If you’re new to sensory bins, you may be asking, “What’s the point?”
Why do we use sensory bins?
I use sensory bins for three main reasons.
- Exposure to new textures
- Extended independent play time
- Educational elements
What do I mean by Exposure to new textures?
For the first few years of her life, my daughter, Pooky, had a strong hesitancy toward new textures. Early on, she absolutely refused to touch things like spaghetti, playdoh, birthday cake, bubbles, grass, potting soil, dried corn, etc… The list goes on and on. Basically, any new texture had to be introduced to my daughter on a gradual basis in order for her to not freak out about it. After extensive and intentional use of sensory bins, my daughter has overcome her extreme hesitancy toward new textures. They’ve helped her enjoy the world around her more.
[bctt tweet=” Sensory bins helped my daughter overcome her fear of new textures so she could enjoy the world around her. ” username=”tiffiny223″]
What do I mean by Extended independent play time?
My daughter will play independently for half an hour or more when given a sensory bin. Something about running her hands through the filler (rice, oats, bird seed, etc…) just mesmerizes her. I know she’s not alone in this. Her friends love to play with our sensory bins too. (The initial exposure to a new sensory bin would usually require a few no-pressure introductions to the new filler substance before she was ready to play independently with it.)
What do I mean by Educational Elements?
Being a trained teacher, I can’t help but add some form of educational elements to our sensory bins. For example, the bin could be filled with things that are all the same color as a way to introduce that color. Or you can hide things in the bin for the child to find like we did with our Alphabet Pom Pom Sensory Bin. You could also incorporate fine motor skills as well as the skills of counting and sorting into a sensory bin. We’ve also enjoyed practicing our phonics skills when playing with our Mystery Letter Sensory Box. Need more inspiration? Follow my Sensory Exploration board on Pinterest.

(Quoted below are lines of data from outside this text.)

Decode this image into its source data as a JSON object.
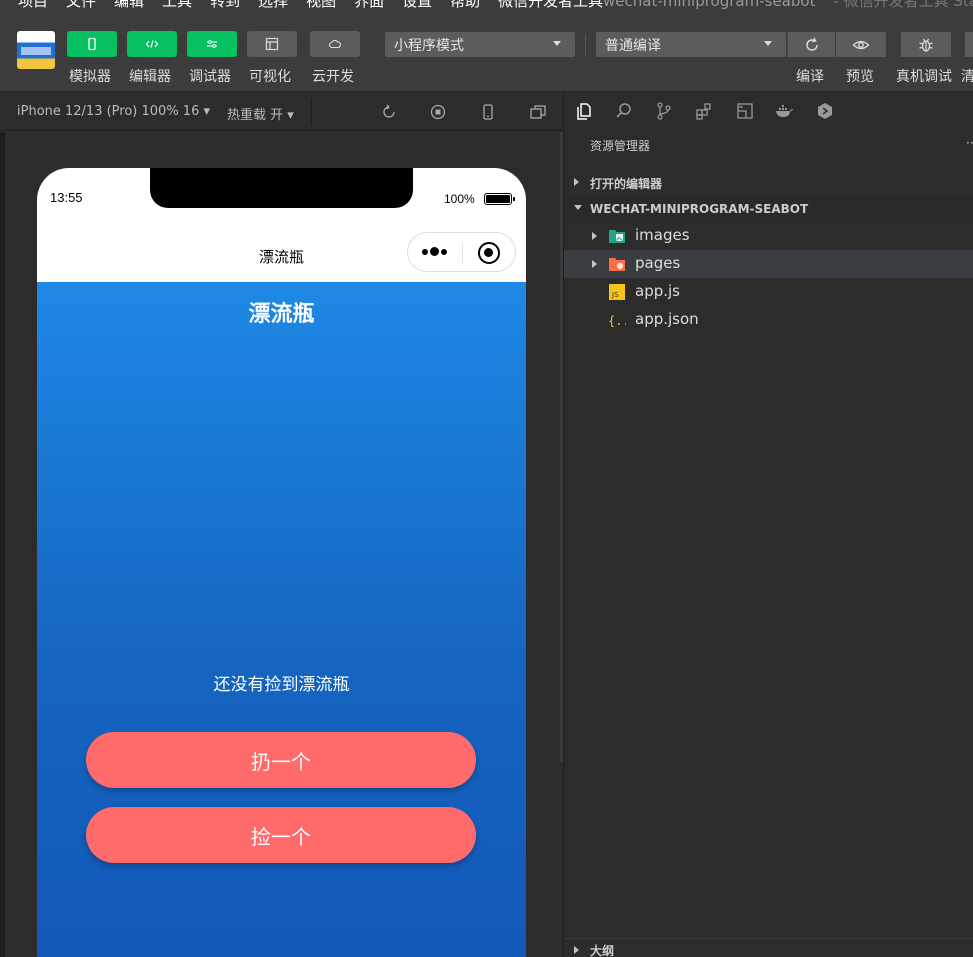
{
  "menubar": {
    "items": [
      "项目",
      "文件",
      "编辑",
      "工具",
      "转到",
      "选择",
      "视图",
      "界面",
      "设置",
      "帮助",
      "微信开发者工具"
    ],
    "window_title": "wechat-miniprogram-seabot",
    "window_suffix": "- 微信开发者工具 Stable"
  },
  "toolbar": {
    "simulator_label": "模拟器",
    "editor_label": "编辑器",
    "debugger_label": "调试器",
    "visual_label": "可视化",
    "cloud_label": "云开发",
    "mode_select": "小程序模式",
    "compile_select": "普通编译",
    "compile_label": "编译",
    "preview_label": "预览",
    "real_debug_label": "真机调试",
    "clear_cache_label": "清"
  },
  "simbar": {
    "device": "iPhone 12/13 (Pro) 100% 16 ▾",
    "hot_reload": "热重载 开 ▾"
  },
  "phone": {
    "time": "13:55",
    "battery": "100%",
    "nav_title": "漂流瓶",
    "page_heading": "漂流瓶",
    "empty_text": "还没有捡到漂流瓶",
    "throw_button": "扔一个",
    "pick_button": "捡一个"
  },
  "explorer": {
    "title": "资源管理器",
    "more": "···",
    "open_editors": "打开的编辑器",
    "project": "WECHAT-MINIPROGRAM-SEABOT",
    "items": [
      {
        "name": "images",
        "type": "folder"
      },
      {
        "name": "pages",
        "type": "folder"
      },
      {
        "name": "app.js",
        "type": "js"
      },
      {
        "name": "app.json",
        "type": "json"
      }
    ],
    "outline": "大纲"
  },
  "colors": {
    "accent_green": "#07c160",
    "button_red": "#ff6b6b",
    "page_blue_top": "#1e88e5",
    "page_blue_bottom": "#1357b8"
  }
}
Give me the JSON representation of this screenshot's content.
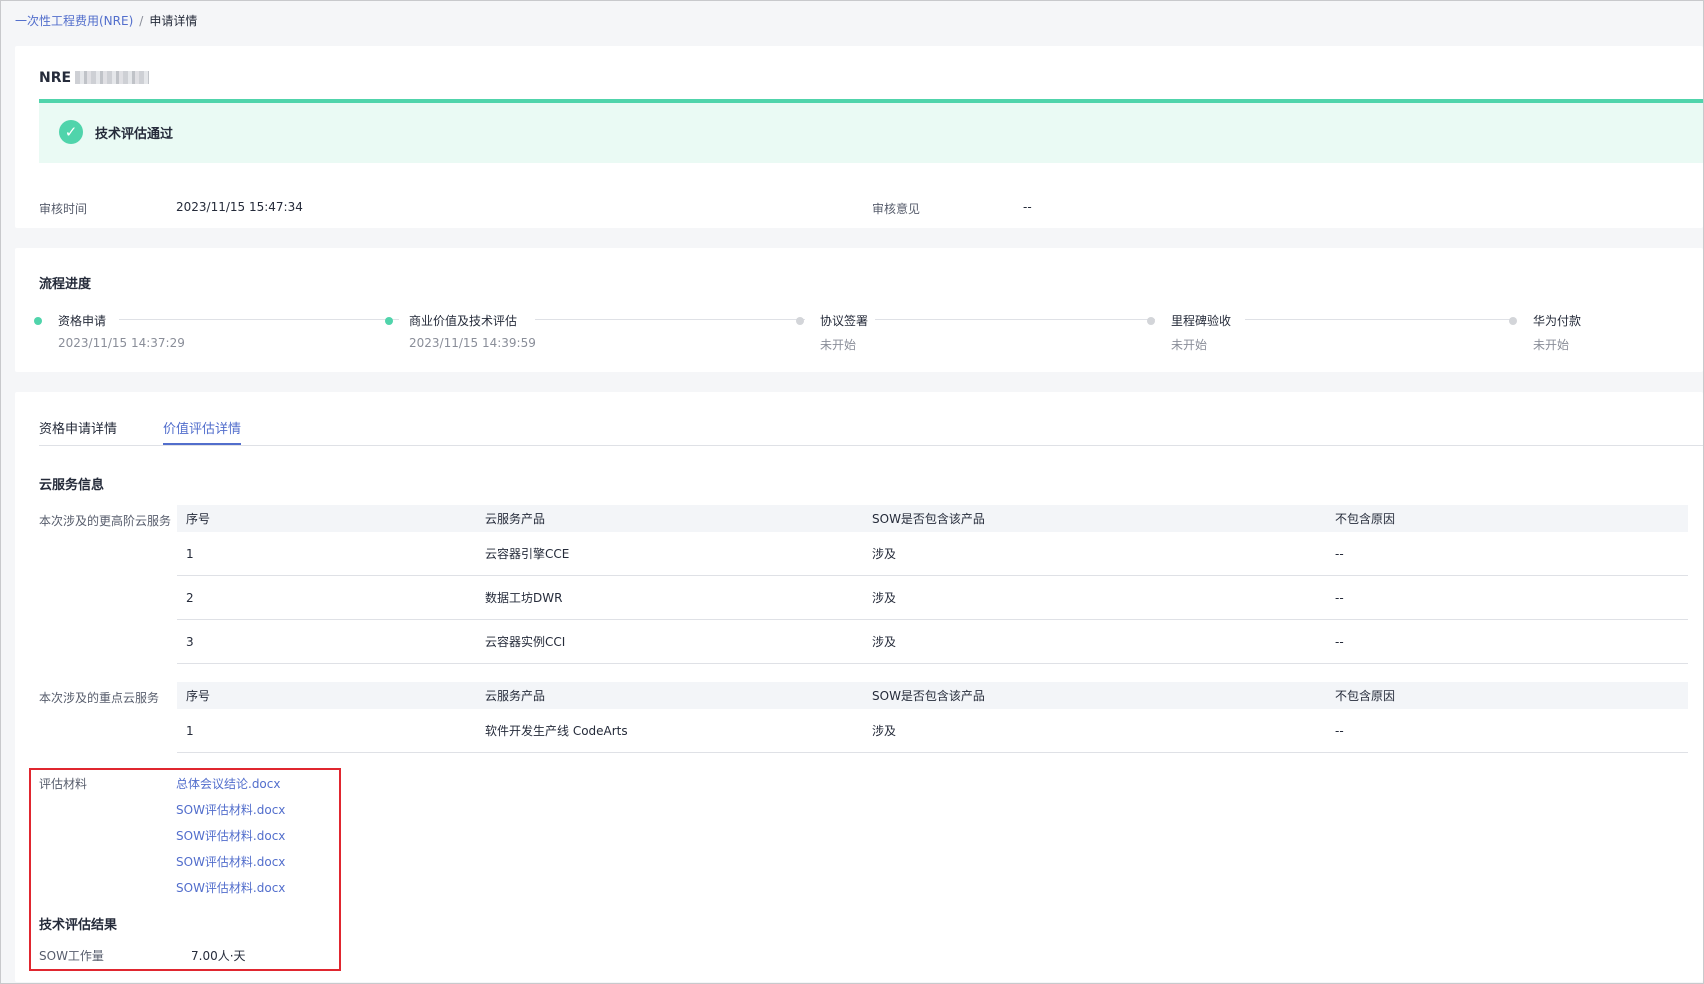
{
  "breadcrumb": {
    "root": "一次性工程费用(NRE)",
    "separator": "/",
    "current": "申请详情"
  },
  "header": {
    "title_prefix": "NRE"
  },
  "status": {
    "text": "技术评估通过",
    "icon": "check-circle-icon",
    "color": "#50d4ab"
  },
  "review": {
    "time_label": "审核时间",
    "time_value": "2023/11/15 15:47:34",
    "opinion_label": "审核意见",
    "opinion_value": "--"
  },
  "progress": {
    "title": "流程进度",
    "steps": [
      {
        "label": "资格申请",
        "time": "2023/11/15 14:37:29",
        "state": "done"
      },
      {
        "label": "商业价值及技术评估",
        "time": "2023/11/15 14:39:59",
        "state": "done"
      },
      {
        "label": "协议签署",
        "time": "未开始",
        "state": "todo"
      },
      {
        "label": "里程碑验收",
        "time": "未开始",
        "state": "todo"
      },
      {
        "label": "华为付款",
        "time": "未开始",
        "state": "todo"
      }
    ]
  },
  "tabs": [
    {
      "label": "资格申请详情",
      "active": false
    },
    {
      "label": "价值评估详情",
      "active": true
    }
  ],
  "cloud": {
    "title": "云服务信息",
    "headers": [
      "序号",
      "云服务产品",
      "SOW是否包含该产品",
      "不包含原因"
    ],
    "higher_label": "本次涉及的更高阶云服务",
    "higher_rows": [
      [
        "1",
        "云容器引擎CCE",
        "涉及",
        "--"
      ],
      [
        "2",
        "数据工坊DWR",
        "涉及",
        "--"
      ],
      [
        "3",
        "云容器实例CCI",
        "涉及",
        "--"
      ]
    ],
    "key_label": "本次涉及的重点云服务",
    "key_rows": [
      [
        "1",
        "软件开发生产线 CodeArts",
        "涉及",
        "--"
      ]
    ]
  },
  "materials": {
    "label": "评估材料",
    "files": [
      "总体会议结论.docx",
      "SOW评估材料.docx",
      "SOW评估材料.docx",
      "SOW评估材料.docx",
      "SOW评估材料.docx"
    ]
  },
  "tech_result": {
    "title": "技术评估结果",
    "workload_label": "SOW工作量",
    "workload_value": "7.00人·天"
  },
  "colors": {
    "accent": "#526ecc",
    "success": "#50d4ab",
    "highlight_box": "#e0262f"
  }
}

If you’re new to sensory bins, don’t hesitate to jump right into the fun! Whether your child is dealing with sensory processing difficulties or not, your toddlers, preschoolers, and other young kids are sure to have fun with them.
To see more of our sensory bin fun, click on the “Sensory Bins” subheading under the menu category, “Learn Thru Play” at the top of the page. Or simply search this blog for sensory bins using the search box in the bottom right corner.
To learn more about Sensory Processing check out Sensory Processing 101.